By Sophia Savage | Thompson on Hollywood June 2, 2010 at 7:00AM
- Nobody knows more about deep-sea robotic technology than filmmaker/tech head James Cameron, who has taken submersibles and his own robotic cameras down to the ocean floor to shoot documentaries on the Titanic and Bismarck. So it makes sense that he was part of a brainstorming session with U.S. officials, scientists and academics who are trying to come up with a solution to the BP oil spill in the Gulf of Mexico. Since BP's efforts have failed, the Federal government is opening its ears to a wider knowledge database. The Huffington Post lists other parties involved in the session: the Woods Hole Oceanographic Institute; Oceanographic Institute at Harbor Branch, Florida Atlantic University; University of California at Santa Barbara; Nuytco Research Limited; World Wildlife Fund; and the University of California at Berkeley.
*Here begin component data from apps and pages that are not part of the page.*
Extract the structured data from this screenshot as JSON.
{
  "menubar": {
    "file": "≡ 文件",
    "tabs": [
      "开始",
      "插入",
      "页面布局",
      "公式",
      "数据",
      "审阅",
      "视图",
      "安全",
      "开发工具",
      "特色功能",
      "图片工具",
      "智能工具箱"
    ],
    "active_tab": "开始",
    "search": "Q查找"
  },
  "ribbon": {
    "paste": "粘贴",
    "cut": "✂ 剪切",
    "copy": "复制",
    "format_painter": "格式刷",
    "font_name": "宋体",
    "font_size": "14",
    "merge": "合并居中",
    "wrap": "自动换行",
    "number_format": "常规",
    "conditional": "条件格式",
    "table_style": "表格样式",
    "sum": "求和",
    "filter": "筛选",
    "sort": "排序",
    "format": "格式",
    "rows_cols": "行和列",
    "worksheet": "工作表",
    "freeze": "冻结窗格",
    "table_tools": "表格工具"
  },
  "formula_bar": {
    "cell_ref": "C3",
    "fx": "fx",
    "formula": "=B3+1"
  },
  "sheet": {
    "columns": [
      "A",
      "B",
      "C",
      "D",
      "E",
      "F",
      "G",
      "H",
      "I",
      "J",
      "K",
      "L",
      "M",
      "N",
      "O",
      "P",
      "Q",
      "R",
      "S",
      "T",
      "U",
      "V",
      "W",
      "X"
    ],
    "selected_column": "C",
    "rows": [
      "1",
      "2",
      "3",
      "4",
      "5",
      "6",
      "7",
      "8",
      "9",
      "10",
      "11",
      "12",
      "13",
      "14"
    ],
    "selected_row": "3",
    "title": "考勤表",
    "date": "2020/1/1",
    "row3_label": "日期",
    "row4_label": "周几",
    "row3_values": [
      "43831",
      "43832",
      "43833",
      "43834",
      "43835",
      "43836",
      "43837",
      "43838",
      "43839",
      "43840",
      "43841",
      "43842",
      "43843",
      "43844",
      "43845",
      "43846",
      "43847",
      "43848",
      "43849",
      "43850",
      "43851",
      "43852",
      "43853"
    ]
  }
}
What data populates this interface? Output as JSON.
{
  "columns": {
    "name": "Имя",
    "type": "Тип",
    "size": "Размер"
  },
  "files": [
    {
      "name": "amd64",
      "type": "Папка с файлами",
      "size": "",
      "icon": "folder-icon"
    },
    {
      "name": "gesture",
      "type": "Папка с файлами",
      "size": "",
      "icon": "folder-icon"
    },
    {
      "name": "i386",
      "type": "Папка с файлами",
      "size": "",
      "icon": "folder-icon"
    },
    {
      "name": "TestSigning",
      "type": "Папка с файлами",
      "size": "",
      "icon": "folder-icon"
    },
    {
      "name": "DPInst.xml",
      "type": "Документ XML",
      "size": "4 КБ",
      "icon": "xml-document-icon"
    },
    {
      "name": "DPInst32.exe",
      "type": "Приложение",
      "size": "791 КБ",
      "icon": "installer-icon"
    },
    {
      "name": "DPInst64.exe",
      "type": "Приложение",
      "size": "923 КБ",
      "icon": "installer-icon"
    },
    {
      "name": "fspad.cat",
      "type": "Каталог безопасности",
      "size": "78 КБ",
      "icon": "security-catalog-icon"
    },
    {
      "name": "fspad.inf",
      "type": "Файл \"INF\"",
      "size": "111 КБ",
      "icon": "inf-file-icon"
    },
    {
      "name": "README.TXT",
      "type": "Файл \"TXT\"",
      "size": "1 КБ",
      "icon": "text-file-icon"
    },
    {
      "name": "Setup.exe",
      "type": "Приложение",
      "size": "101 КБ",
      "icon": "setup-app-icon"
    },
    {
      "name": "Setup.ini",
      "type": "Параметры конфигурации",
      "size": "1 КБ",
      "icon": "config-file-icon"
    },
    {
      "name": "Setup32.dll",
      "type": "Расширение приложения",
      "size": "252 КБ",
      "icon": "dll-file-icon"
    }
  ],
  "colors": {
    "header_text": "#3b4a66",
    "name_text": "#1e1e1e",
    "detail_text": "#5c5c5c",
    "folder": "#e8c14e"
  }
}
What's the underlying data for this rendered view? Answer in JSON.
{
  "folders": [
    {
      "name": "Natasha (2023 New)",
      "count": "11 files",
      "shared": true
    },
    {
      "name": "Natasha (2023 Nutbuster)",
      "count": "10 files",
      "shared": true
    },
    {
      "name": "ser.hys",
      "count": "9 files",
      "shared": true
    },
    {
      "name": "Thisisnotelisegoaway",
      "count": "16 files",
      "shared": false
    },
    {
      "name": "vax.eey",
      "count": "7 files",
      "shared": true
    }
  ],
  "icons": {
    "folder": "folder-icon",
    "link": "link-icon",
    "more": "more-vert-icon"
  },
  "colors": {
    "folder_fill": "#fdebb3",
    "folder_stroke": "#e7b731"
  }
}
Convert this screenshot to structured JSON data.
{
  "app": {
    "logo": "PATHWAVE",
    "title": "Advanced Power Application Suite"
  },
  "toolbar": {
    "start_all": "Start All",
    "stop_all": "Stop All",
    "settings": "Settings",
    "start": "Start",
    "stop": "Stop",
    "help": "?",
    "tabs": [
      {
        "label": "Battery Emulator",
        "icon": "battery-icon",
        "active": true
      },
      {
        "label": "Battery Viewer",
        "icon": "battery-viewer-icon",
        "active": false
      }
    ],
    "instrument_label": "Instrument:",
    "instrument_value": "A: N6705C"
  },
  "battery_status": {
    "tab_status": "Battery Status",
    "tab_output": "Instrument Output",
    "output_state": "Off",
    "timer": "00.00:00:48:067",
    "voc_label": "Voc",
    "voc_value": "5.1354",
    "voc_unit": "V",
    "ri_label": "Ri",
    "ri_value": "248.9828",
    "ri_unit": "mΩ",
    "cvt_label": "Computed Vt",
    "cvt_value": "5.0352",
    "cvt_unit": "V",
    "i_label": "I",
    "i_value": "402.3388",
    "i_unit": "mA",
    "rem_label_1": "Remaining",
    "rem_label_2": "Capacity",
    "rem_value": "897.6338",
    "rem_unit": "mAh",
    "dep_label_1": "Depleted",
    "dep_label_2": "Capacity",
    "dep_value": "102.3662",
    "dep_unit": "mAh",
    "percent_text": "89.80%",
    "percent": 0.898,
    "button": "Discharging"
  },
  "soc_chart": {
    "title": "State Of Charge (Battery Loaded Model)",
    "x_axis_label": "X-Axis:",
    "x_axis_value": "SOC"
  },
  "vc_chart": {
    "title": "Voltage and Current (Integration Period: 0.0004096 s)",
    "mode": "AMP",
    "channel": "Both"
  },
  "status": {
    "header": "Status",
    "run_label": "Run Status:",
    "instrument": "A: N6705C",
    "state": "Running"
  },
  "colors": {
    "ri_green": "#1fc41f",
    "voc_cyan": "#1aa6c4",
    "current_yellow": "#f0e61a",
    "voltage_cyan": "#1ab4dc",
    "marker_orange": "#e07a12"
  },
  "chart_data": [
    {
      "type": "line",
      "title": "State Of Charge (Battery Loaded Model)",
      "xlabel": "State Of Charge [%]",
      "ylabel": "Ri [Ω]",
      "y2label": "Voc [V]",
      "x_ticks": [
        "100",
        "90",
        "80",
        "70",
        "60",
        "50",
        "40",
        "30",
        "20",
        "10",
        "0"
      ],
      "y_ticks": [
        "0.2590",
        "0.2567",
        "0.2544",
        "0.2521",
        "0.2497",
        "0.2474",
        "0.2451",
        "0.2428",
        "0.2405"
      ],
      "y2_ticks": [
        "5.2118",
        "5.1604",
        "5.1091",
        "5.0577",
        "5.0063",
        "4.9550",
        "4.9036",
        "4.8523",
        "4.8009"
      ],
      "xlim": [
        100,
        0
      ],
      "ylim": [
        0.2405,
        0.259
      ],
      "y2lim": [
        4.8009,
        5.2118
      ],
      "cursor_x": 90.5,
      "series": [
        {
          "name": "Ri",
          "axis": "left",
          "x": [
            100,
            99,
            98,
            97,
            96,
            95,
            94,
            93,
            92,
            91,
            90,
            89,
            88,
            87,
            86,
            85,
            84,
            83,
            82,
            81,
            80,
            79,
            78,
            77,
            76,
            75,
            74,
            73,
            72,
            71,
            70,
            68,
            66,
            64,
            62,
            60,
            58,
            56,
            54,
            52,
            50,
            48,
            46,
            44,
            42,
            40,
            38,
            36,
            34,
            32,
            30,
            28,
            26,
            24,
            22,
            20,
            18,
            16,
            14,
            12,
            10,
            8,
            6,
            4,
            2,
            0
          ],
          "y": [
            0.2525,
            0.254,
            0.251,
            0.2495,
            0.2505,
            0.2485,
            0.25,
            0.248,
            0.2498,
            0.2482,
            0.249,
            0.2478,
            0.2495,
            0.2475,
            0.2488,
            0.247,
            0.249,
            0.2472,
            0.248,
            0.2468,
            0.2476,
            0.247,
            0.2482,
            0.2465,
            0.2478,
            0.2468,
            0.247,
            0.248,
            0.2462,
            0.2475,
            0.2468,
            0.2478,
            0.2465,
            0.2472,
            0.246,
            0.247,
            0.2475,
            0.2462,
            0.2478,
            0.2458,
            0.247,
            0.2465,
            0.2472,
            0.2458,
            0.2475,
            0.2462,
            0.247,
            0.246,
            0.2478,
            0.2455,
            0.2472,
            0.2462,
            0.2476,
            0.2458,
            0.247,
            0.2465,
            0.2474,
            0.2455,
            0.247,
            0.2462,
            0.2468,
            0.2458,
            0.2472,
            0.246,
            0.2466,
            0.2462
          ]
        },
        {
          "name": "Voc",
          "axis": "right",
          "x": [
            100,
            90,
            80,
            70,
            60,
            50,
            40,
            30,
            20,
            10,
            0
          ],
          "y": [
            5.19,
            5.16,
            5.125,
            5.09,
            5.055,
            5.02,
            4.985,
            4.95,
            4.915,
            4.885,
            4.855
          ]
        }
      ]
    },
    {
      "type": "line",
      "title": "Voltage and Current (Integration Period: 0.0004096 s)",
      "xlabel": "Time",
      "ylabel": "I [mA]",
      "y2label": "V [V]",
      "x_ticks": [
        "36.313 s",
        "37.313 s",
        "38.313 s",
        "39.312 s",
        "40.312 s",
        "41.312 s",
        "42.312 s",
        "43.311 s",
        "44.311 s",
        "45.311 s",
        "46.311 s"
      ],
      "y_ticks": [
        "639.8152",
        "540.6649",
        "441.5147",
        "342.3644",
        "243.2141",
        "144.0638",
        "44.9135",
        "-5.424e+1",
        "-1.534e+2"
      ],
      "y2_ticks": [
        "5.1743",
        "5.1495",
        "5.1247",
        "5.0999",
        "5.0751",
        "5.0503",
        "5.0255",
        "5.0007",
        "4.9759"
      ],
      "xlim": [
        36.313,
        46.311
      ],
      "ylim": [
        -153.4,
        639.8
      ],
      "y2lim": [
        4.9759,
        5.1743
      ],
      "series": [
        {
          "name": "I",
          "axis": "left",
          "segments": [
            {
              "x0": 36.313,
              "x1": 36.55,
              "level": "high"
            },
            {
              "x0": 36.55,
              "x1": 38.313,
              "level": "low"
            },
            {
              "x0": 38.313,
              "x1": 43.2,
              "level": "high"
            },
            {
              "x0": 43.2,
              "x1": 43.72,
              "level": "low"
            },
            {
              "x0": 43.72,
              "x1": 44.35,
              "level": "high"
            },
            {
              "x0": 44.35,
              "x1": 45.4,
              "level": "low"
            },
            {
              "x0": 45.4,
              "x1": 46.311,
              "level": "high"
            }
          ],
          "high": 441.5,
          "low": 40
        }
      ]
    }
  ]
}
Cameron likes nothing better than hanging with scientist brainiacs.
On the other hand, asks the WSJ, can celebs like Robert Redford and Kevin Costner really help? UPDATE: Cameron talks to Reuters about BP refusing his help early on. And Forbes quotes Cameron from the Dow Jones D8 conference.
- Disney is the first studio to create an application - Disney Tickets Together - that allows Facebook users to purchase movie tickets and promote the film, all without leaving the site and harnessing the social power of Facebook to boost marketing and sales, reports the NYT. The film is Toy Story 3, and the film's Facebook page, which has 732,000+ followers, is serving as the test tube for this new service. If successful, Disney will deploy it for other Disney films. Oliver Luckett, the SVP of DigiSynd (Disney's subsidiary that manages its social networking) says the whole idea behind Disney Tickets Together is "no friend gets left behind."
-Paramount put out a casting call for 13 to 14-year-old mid-western teenagers for a remake of the 1980 teen-comedy Little Darlings. In the original, Tatum O'Neal and Kristy McNichol play two camp girls who compete to lose their virginity. The casting call is seeking unknowns with good energy and sense of humor, reports The Playlist, which speculates, along with many others, that this film is a "facade" for J. J. Abrams' secret project Super 8.